I am very grateful that the “enlightenment” allowed those who are admirers of open inquiry to be able to do just that… openly enquire without fear of condemnation.
But looking at things in the world now in general, I am thinking that perhaps this form of inquiry should have been more deeply entrenched in higher education during the intervening period till today.
It seems that the “dumbing down” of the American and now the South African population is successful because the faculty of “open inquiry” was not encouraged and supported during the “enlightenment”.
I have a new found admiration for Diderot. Just wish he was more successful than the others.
“Man is two men in one.
One is awake in the darkness.
The other asleep in the light.”
This is the profit that Elsevier makes from publicly funded research, basically for free.
A picture speaks a thousand words.
To quote from the article.
“So it behooves us to ask, “How many have we lost?” How many are there in the third world, in our cities and our workplaces whose immeasurable talent will never come to fruition? Having spent most of my adult life in emerging markets (and currently traveling through Sri Lanka), I would guess thousands at the very least, perhaps millions.
It boggles the mind.”
Update – 2013/07/12: http://blogs.lse.ac.uk/impactofsocialsciences/2013/07/04/human-development-capabilities-and-universities-of-the-twenty-first-century

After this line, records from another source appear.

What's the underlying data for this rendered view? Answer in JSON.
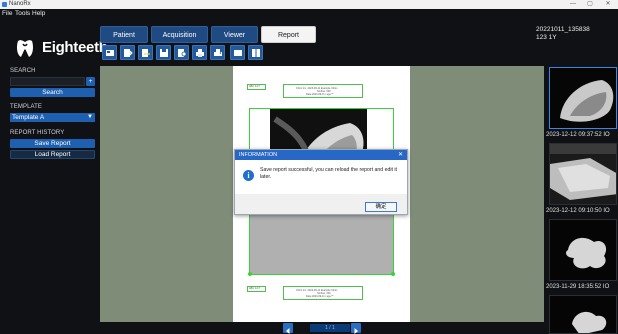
{
  "window": {
    "title": "NanoRx",
    "controls": [
      "—",
      "▢",
      "✕"
    ]
  },
  "menu": [
    "File",
    "Tools",
    "Help"
  ],
  "brand": {
    "name": "Eighteeth"
  },
  "tabs": [
    {
      "label": "Patient",
      "active": false
    },
    {
      "label": "Acquisition",
      "active": false
    },
    {
      "label": "Viewer",
      "active": false
    },
    {
      "label": "Report",
      "active": true
    }
  ],
  "patient": {
    "id": "20221011_135838",
    "info": "123 1Y"
  },
  "toolbar": {
    "icons": [
      "template-icon",
      "export-icon",
      "export-alt-icon",
      "save-icon",
      "share-icon",
      "print-icon",
      "print-alt-icon",
      "single-layout-icon",
      "double-layout-icon"
    ]
  },
  "sidebar": {
    "search_title": "SEARCH",
    "search_add": "+",
    "search_button": "Search",
    "template_title": "TEMPLATE",
    "template_value": "Template A",
    "history_title": "REPORT HISTORY",
    "save_report": "Save Report",
    "load_report": "Load Report"
  },
  "report": {
    "header_lines": [
      "Clinic Inc. 2023-09-11  Example Clinic",
      "Tel/Fax: 000",
      "Date:2023-09-11 / age:**"
    ],
    "footer_lines": [
      "Clinic Inc. 2023-09-11  Example Clinic",
      "Tel/Fax: 000",
      "Date:2023-09-11 / age:**"
    ],
    "label_small": "ABC 0-47"
  },
  "dialog": {
    "title": "INFORMATION",
    "close": "✕",
    "message": "Save report successful, you can reload the report and edit it later.",
    "ok": "确定"
  },
  "pagenav": {
    "page": "1 / 1"
  },
  "thumbnails": [
    {
      "timestamp": "2023-12-12 09:37:52  IO"
    },
    {
      "timestamp": "2023-12-12 09:10:50  IO"
    },
    {
      "timestamp": "2023-11-29 18:35:52  IO"
    }
  ],
  "colors": {
    "accent": "#1e5fb0",
    "tab": "#1f4a82",
    "viewer_bg": "#7f8c77",
    "frame": "#3bd13b",
    "dialog_title": "#2767c6"
  }
}
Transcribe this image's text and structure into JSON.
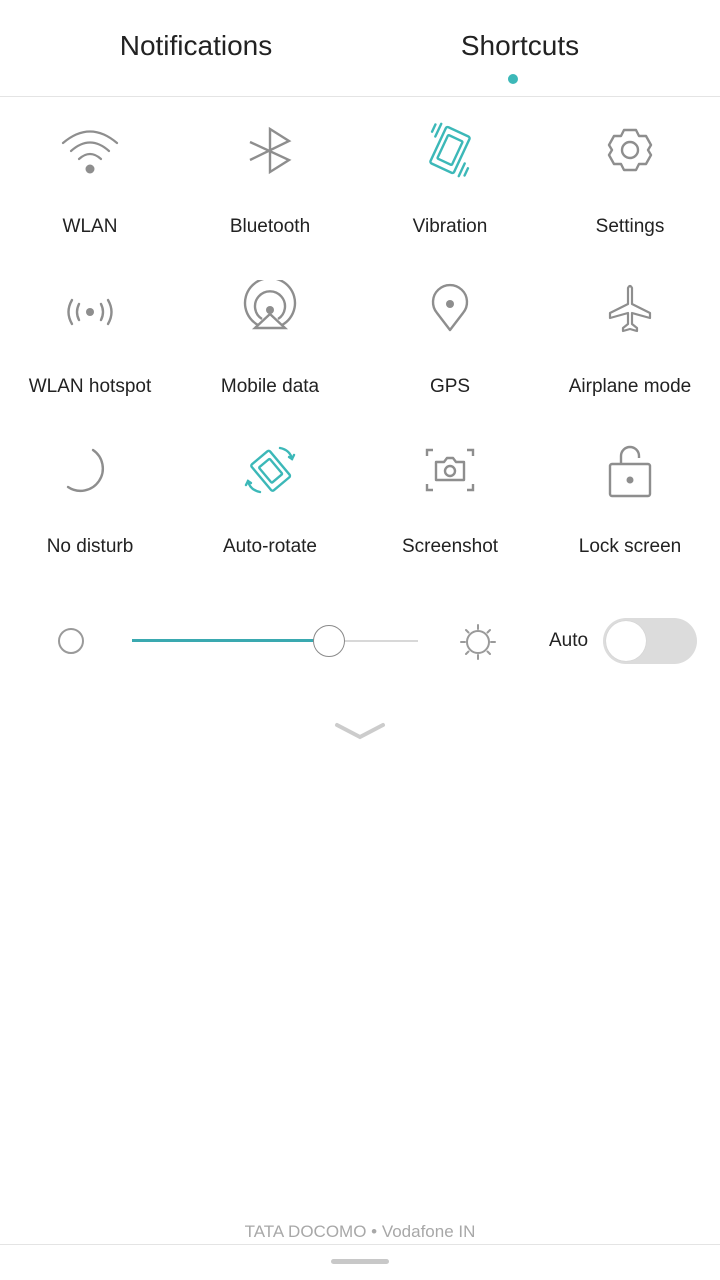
{
  "tabs": [
    {
      "label": "Notifications",
      "active": false
    },
    {
      "label": "Shortcuts",
      "active": true
    }
  ],
  "colors": {
    "accent": "#3cb8b8",
    "icon_inactive": "#8e8e8e",
    "slider_fill": "#3aa9b0"
  },
  "shortcuts": [
    {
      "label": "WLAN",
      "icon": "wifi-icon",
      "active": false
    },
    {
      "label": "Bluetooth",
      "icon": "bluetooth-icon",
      "active": false
    },
    {
      "label": "Vibration",
      "icon": "vibration-icon",
      "active": true
    },
    {
      "label": "Settings",
      "icon": "gear-icon",
      "active": false
    },
    {
      "label": "WLAN hotspot",
      "icon": "hotspot-icon",
      "active": false
    },
    {
      "label": "Mobile data",
      "icon": "mobile-data-icon",
      "active": false
    },
    {
      "label": "GPS",
      "icon": "location-pin-icon",
      "active": false
    },
    {
      "label": "Airplane mode",
      "icon": "airplane-icon",
      "active": false
    },
    {
      "label": "No disturb",
      "icon": "moon-icon",
      "active": false
    },
    {
      "label": "Auto-rotate",
      "icon": "auto-rotate-icon",
      "active": true
    },
    {
      "label": "Screenshot",
      "icon": "screenshot-icon",
      "active": false
    },
    {
      "label": "Lock screen",
      "icon": "unlock-icon",
      "active": false
    }
  ],
  "brightness": {
    "value_percent": 69,
    "auto_label": "Auto",
    "auto_enabled": false
  },
  "footer": {
    "carrier": "TATA DOCOMO • Vodafone IN"
  }
}
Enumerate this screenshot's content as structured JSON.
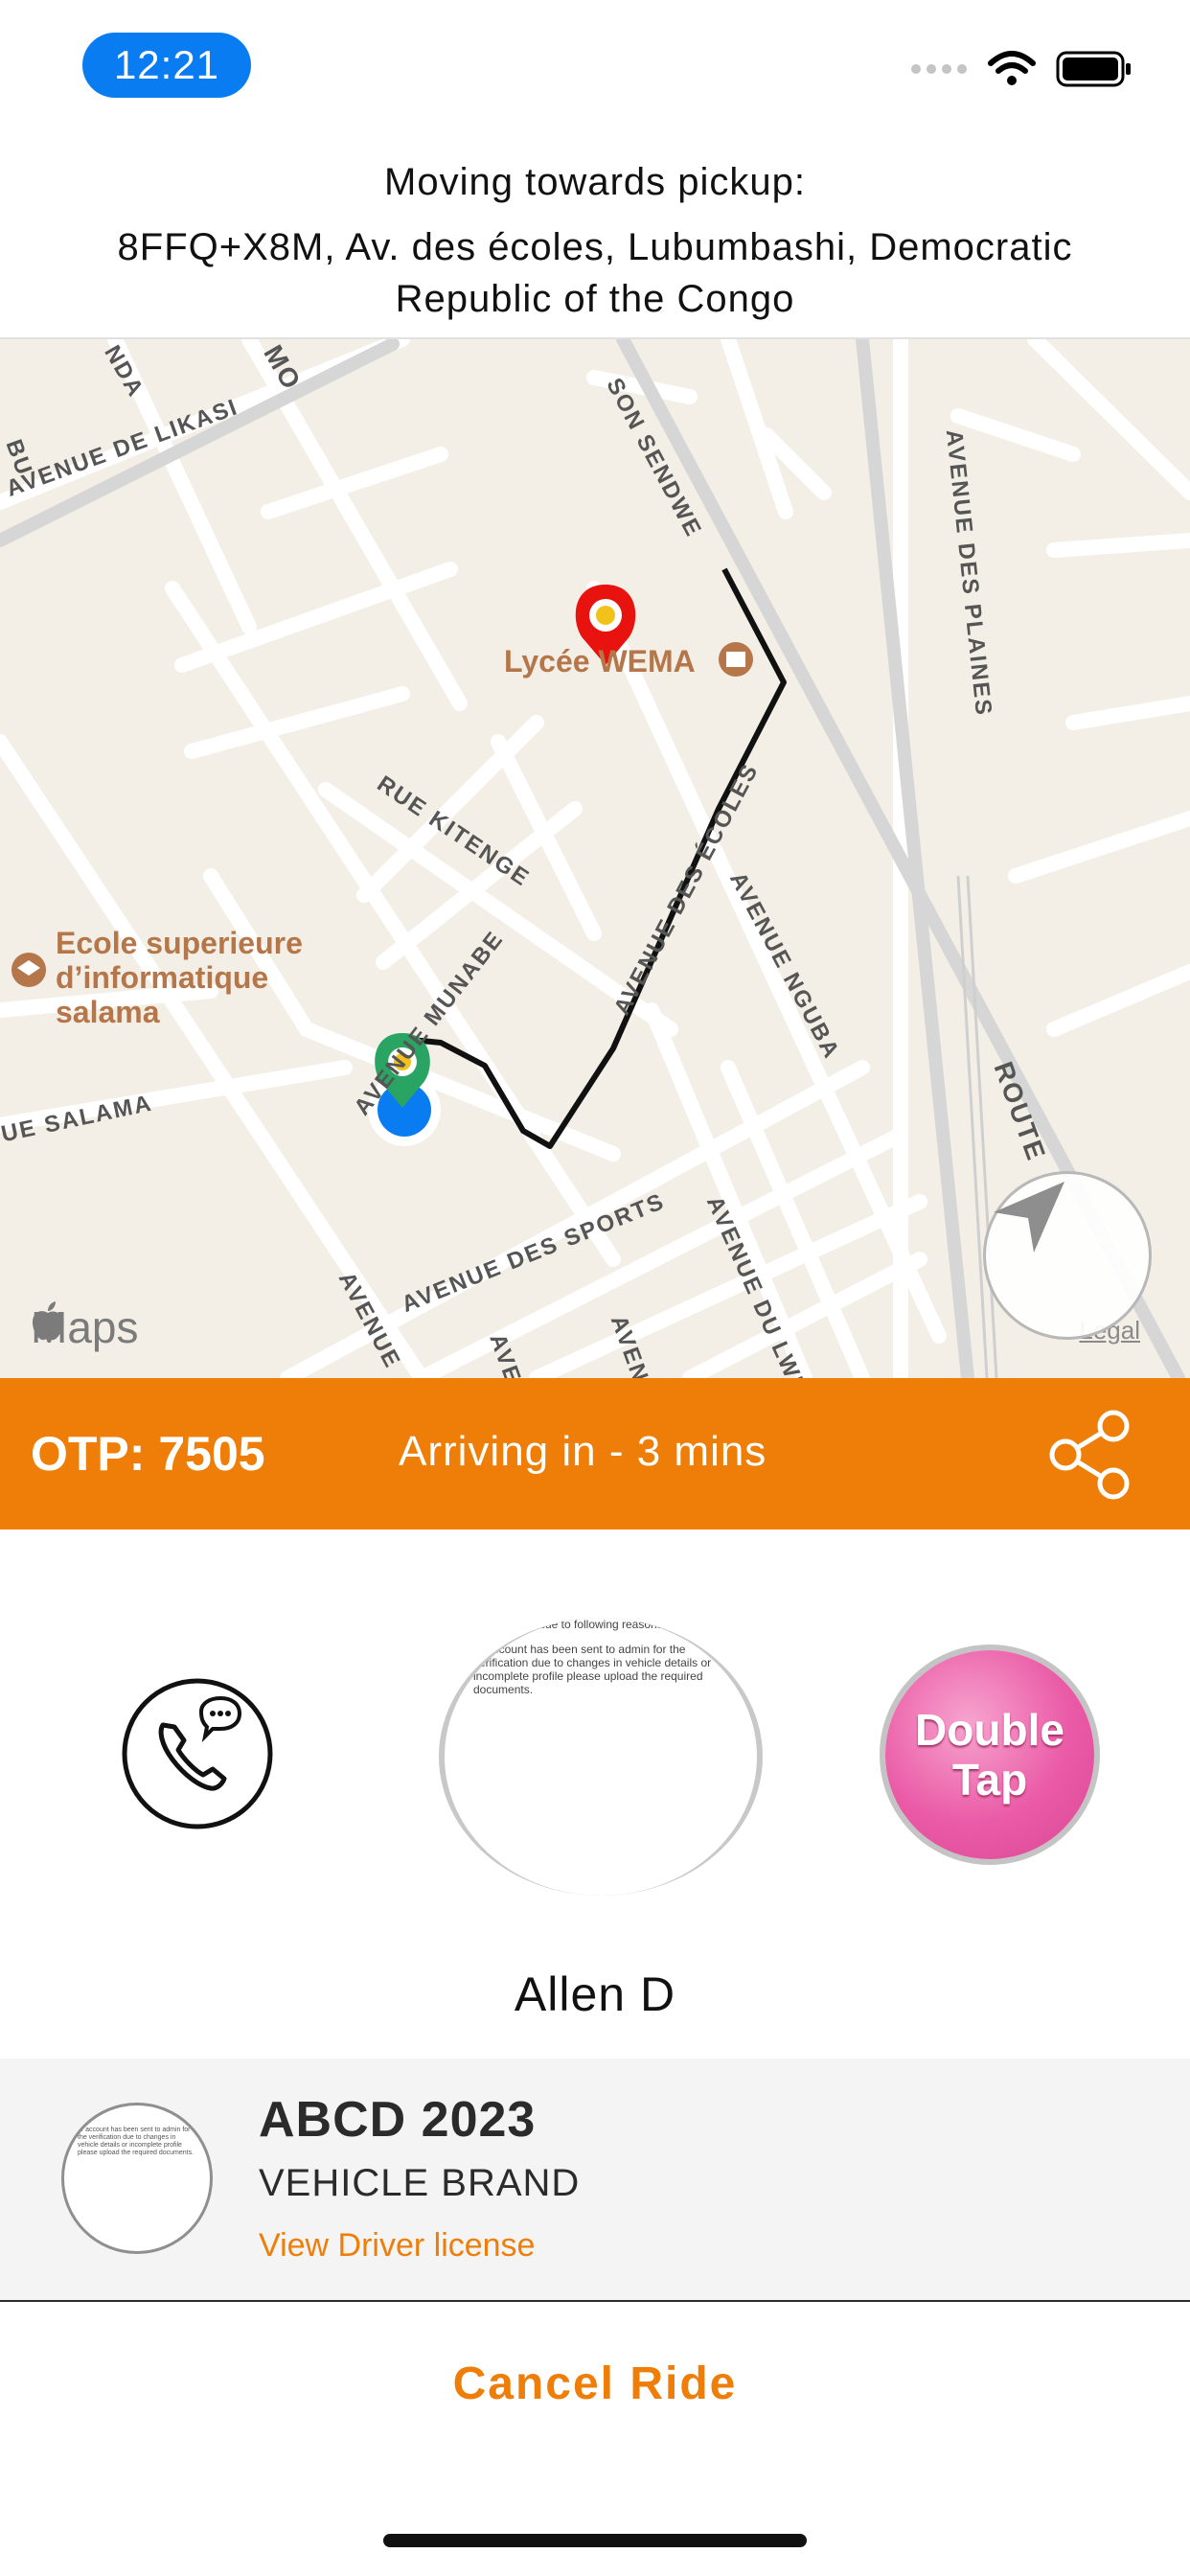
{
  "status_bar": {
    "time": "12:21"
  },
  "header": {
    "title": "Moving towards pickup:",
    "address": "8FFQ+X8M, Av. des écoles, Lubumbashi, Democratic Republic of the Congo"
  },
  "map": {
    "street_labels": [
      "AVENUE DE LIKASI",
      "SON SENDWE",
      "AVENUE DES PLAINES",
      "RUE KITENGE",
      "AVENUE DES ÉCOLES",
      "AVENUE NGUBA",
      "AVENUE MUNABE",
      "UE SALAMA",
      "AVENUE DES SPORTS",
      "AVENUE DU LWI",
      "ROUTE",
      "AVENUE",
      "AVE",
      "AVEN",
      "NDA",
      "MO",
      "BU"
    ],
    "poi_school_1": "Lycée WEMA",
    "poi_school_2": "Ecole superieure d’informatique salama",
    "maps_brand": "Maps",
    "legal": "Legal"
  },
  "ride_bar": {
    "otp": "OTP: 7505",
    "eta": "Arriving in - 3 mins"
  },
  "driver": {
    "photo_caption": "due to following reasons",
    "photo_text": "ur account has been sent to admin for the verification due to changes in vehicle details or incomplete profile please upload the required documents.",
    "double_tap_line1": "Double",
    "double_tap_line2": "Tap",
    "name": "Allen D"
  },
  "vehicle": {
    "plate": "ABCD 2023",
    "brand": "VEHICLE BRAND",
    "license_link": "View Driver license"
  },
  "actions": {
    "cancel": "Cancel Ride"
  },
  "colors": {
    "accent": "#ee7e07",
    "blue": "#0a7cf2",
    "map_bg": "#f3efe6"
  },
  "icons": [
    "wifi-icon",
    "battery-icon",
    "signal-icon",
    "pin-red-icon",
    "pin-green-icon",
    "school-icon",
    "apple-icon",
    "location-arrow-icon",
    "share-icon",
    "phone-chat-icon"
  ]
}
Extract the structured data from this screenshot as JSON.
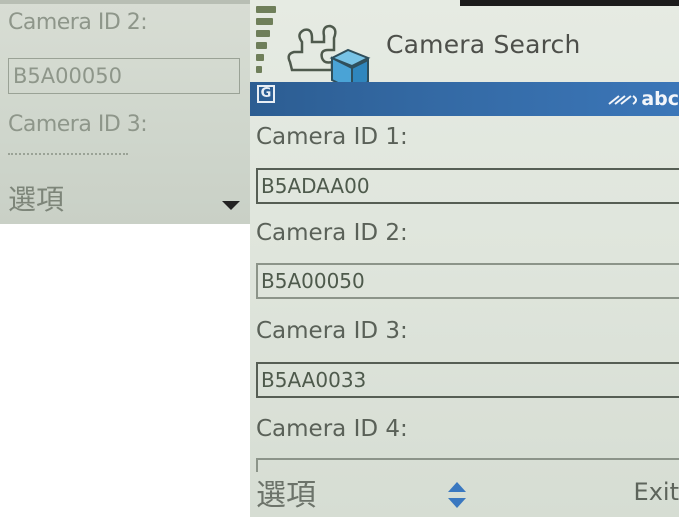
{
  "left_screen": {
    "camera_id_2_label": "Camera ID 2:",
    "camera_id_2_value": "B5A00050",
    "camera_id_3_label": "Camera ID 3:",
    "softkey_left": "選項",
    "scroll_icon": "arrow-down-icon"
  },
  "right_screen": {
    "header": {
      "title": "Camera Search",
      "app_icon": "puzzle-cube-icon",
      "signal_icon": "signal-strength-icon"
    },
    "status_bar": {
      "network_indicator": "G",
      "input_mode": "abc",
      "input_mode_icon": "pen-input-icon"
    },
    "fields": [
      {
        "label": "Camera ID 1:",
        "value": "B5ADAA00"
      },
      {
        "label": "Camera ID 2:",
        "value": "B5A00050"
      },
      {
        "label": "Camera ID 3:",
        "value": "B5AA0033"
      },
      {
        "label": "Camera ID 4:",
        "value": ""
      }
    ],
    "softkeys": {
      "left": "選項",
      "center_icon": "up-down-nav-icon",
      "right": "Exit"
    }
  },
  "colors": {
    "status_bar": "#346aa5",
    "screen_background": "#e2e8df",
    "text": "#5a6158",
    "nav_arrows": "#3a78c0"
  }
}
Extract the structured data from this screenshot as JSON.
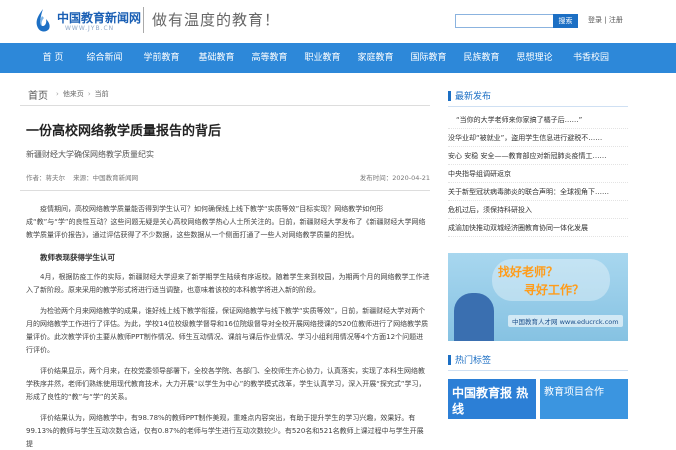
{
  "header": {
    "logo_text": "中国教育新闻网",
    "logo_sub": "WWW.JYB.CN",
    "slogan": "做有温度的教育！",
    "search_placeholder": "",
    "search_button": "搜索",
    "login": "登录",
    "register": "注册",
    "auth_sep": "|"
  },
  "nav": [
    "首 页",
    "综合新闻",
    "学前教育",
    "基础教育",
    "高等教育",
    "职业教育",
    "家庭教育",
    "国际教育",
    "民族教育",
    "思想理论",
    "书香校园"
  ],
  "breadcrumb": {
    "home": "首页",
    "items": [
      "他来页",
      "当前"
    ]
  },
  "article": {
    "title": "一份高校网络教学质量报告的背后",
    "subtitle": "新疆财经大学确保网络教学质量纪实",
    "author": "作者：蒋夫尔",
    "source": "来源：中国教育新闻网",
    "date": "发布时间：2020-04-21",
    "p1": "疫情期间，高校网络教学质量能否得到学生认可？如何确保线上线下教学“实质等效”目标实现？网络教学如何形成“教”与“学”的良性互动？这些问题无疑是关心高校网络教学热心人士所关注的。日前，新疆财经大学发布了《新疆财经大学网络教学质量评价报告》，通过评估获得了不少数据，这些数据从一个侧面打通了一些人对网络教学质量的担忧。",
    "h1": "教师表现获得学生认可",
    "p2": "4月，根据防疫工作的实际，新疆财经大学迎来了新学期学生陆续有序返校。随着学生来到校园，为期两个月的网络教学工作进入了新阶段。原来采用的教学形式将进行适当调整，也意味着该校的本科教学将进入新的阶段。",
    "p3": "为检验两个月来网络教学的成果，谁好线上线下教学衔接，保证网络教学与线下教学“实质等效”，日前，新疆财经大学对两个月的网络教学工作进行了评估。为此，学校14位校级教学督导和16位院级督导对全校开展网络授课的520位教师进行了网络教学质量评价。此次教学评价主要从教师PPT制作情况、师生互动情况、课前与课后作业情况、学习小组利用情况等4个方面12个问题进行评价。",
    "p4": "评价结果显示，两个月来，在校党委领导部署下，全校各学院、各部门、全校师生齐心协力，认真落实，实现了本科生网络教学秩序井然，老师们熟练使用现代教育技术，大力开展“以学生为中心”的教学模式改革，学生认真学习，深入开展“探究式”学习，形成了良性的“教”与“学”的关系。",
    "p5": "评价结果认为，网络教学中，有98.78%的教师PPT制作美观，重难点内容突出，有助于提升学生的学习兴趣，效果好。有99.13%的教师与学生互动次数合适，仅有0.87%的老师与学生进行互动次数较少。有520名和521名教师上课过程中与学生开展提"
  },
  "sidebar": {
    "latest_title": "最新发布",
    "latest": [
      "“当你的大学老师来你家搞了橘子后……”",
      "没华业却“被就业”，盗用学生信息进行避税不……",
      "安心 安稳 安全——教育部应对新冠肺炎疫情工……",
      "中央指导组调研返京",
      "关于新型冠状病毒肺炎的联合声明：全球视角下……",
      "危机过后，须保持科研投入",
      "成渝加快推动双城经济圈教育协同一体化发展"
    ],
    "banner": {
      "main": "找好老师？",
      "sub": "寻好工作？",
      "logo": "中国教育人才网 www.educrck.com"
    },
    "tags_title": "热门标签",
    "tags": [
      "中国教育报 热线",
      "教育项目合作"
    ]
  },
  "colors": {
    "nav_bg": "#2d88d9",
    "accent": "#1c6fc4"
  }
}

Update – 2013/10/10: http://www.wired.com/business/2013/10/free-thinkers
Thanks to Mr Fish whoever you are, well said!